Father Hunger

This excerpt from “Under Saturn’s Shadow” by analytic psychologist James Hollis speaks to me anyway – I’ve been working on the “deficit” he speaks of much of my life…

All imagos are two-sided. If an image has a depth dimension it must express the dual character of reality. Acknowledging and maintaining the tension of opposites is a fundamental Jungian tenet. One-sidedness begets distortion, perversion, neurosis. Thus, for example, the archetype of the mother expresses the dual aspect of nature, that which giveth and that which taketh away. The Great Mother represents a life force that both begets and destroys, gestates and annihilates. As Dylan Thomas so succinctly put it, “The force that through the green fuse drives the flower… is my destroyer”.

So , too, the archetype of the father is dual. Father gives life, light, energy – no wonder he has historically been associated with the sun.

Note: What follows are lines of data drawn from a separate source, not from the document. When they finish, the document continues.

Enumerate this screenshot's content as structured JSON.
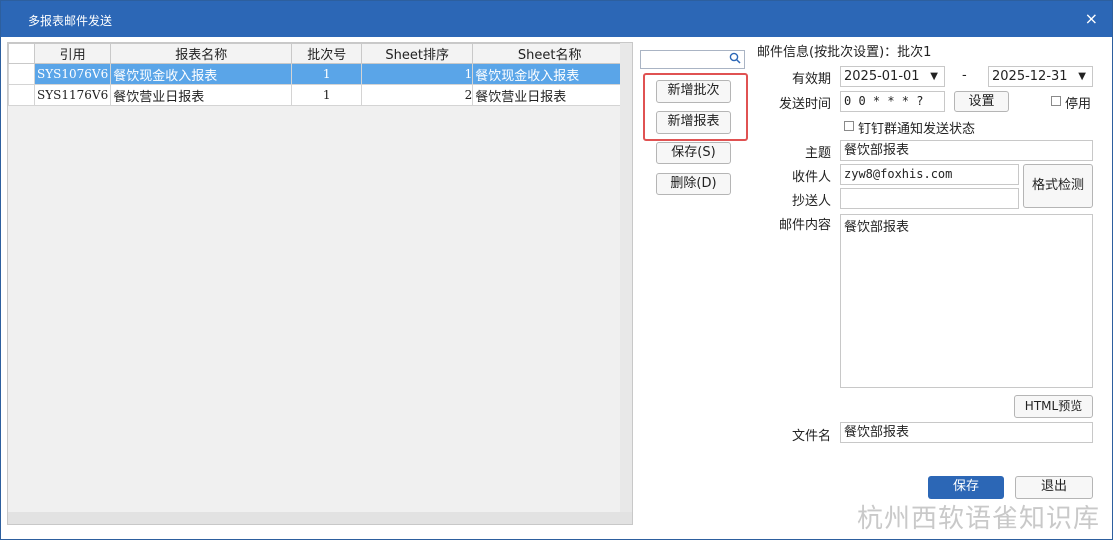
{
  "window": {
    "title": "多报表邮件发送",
    "close_glyph": "×"
  },
  "grid": {
    "columns": [
      "引用",
      "报表名称",
      "批次号",
      "Sheet排序",
      "Sheet名称"
    ],
    "rows": [
      {
        "ref": "SYS1076V6",
        "name": "餐饮现金收入报表",
        "batch": "1",
        "sort": "1",
        "sheet": "餐饮现金收入报表",
        "selected": true
      },
      {
        "ref": "SYS1176V6",
        "name": "餐饮营业日报表",
        "batch": "1",
        "sort": "2",
        "sheet": "餐饮营业日报表",
        "selected": false
      }
    ]
  },
  "search": {
    "placeholder": "",
    "icon": "search-icon"
  },
  "actions": {
    "add_batch": "新增批次",
    "add_report": "新增报表",
    "save": "保存(S)",
    "delete": "删除(D)"
  },
  "mail": {
    "section_title": "邮件信息(按批次设置)：批次1",
    "valid_label": "有效期",
    "valid_from": "2025-01-01",
    "valid_sep": "-",
    "valid_to": "2025-12-31",
    "send_time_label": "发送时间",
    "send_time_value": "0 0 * * * ?",
    "set_button": "设置",
    "disable_label": "停用",
    "dingtalk_label": "钉钉群通知发送状态",
    "subject_label": "主题",
    "subject_value": "餐饮部报表",
    "to_label": "收件人",
    "to_value": "zyw8@foxhis.com",
    "format_check_button": "格式检测",
    "cc_label": "抄送人",
    "cc_value": "",
    "body_label": "邮件内容",
    "body_value": "餐饮部报表",
    "html_preview_button": "HTML预览",
    "filename_label": "文件名",
    "filename_value": "餐饮部报表"
  },
  "footer": {
    "save": "保存",
    "exit": "退出"
  },
  "watermark": "杭州西软语雀知识库",
  "colors": {
    "titlebar": "#2c67b6",
    "selected_row": "#5aa5e8",
    "highlight_border": "#e05252"
  }
}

But father can also blast, wither, crush. The preliterate mind, playing with the image of the sun as centre of energy, the vitalising principle, evolved God the Father who energises and fecundates the feminine earth. Patriarchy replaced the worship of Earth Mother with that of Sky Father. (The halo associated with Christ is a relic of the solar aura of the Father even as the serpent associated with the maternal deities is spurned by the emergent patriarchy in Genesis.). When the experience of the father is positive, the child experiences strength, support, the energising of his own resources and modelling in the outer world. When the experience of the father is negative, the fragile psyche is crushed.

To use a modern metaphor, the child’s psyche is a set of potentialities, a data base to be shaped by the affirmation and modelling of the parents. Through his mother he may experience the world as a nurturing and protective environment. From father he may receive the empowerment to enter the world and to fight for his life.  Of course mother can help empower him and father nurture him, but archetypally they play specific roles. Mother also actives the mother complex, which must be transformed and transcended lest he remain childlike and dependent. He must leave the world of the mother and enter that of the fathers. All mythology is a playing out of some variant of two great mythologems. The mythology  of the Great Mother is the great circle, the death-rebirth motif, the Eternal Return. The mythology of the Sky Father is the quest, the journey from innocence to experience, from dark to light, from home to horizon. Each mythic cycle must be served.

When the parental imagos in the child are inadequately modelled by the parents, he carries the deficit throughout his life…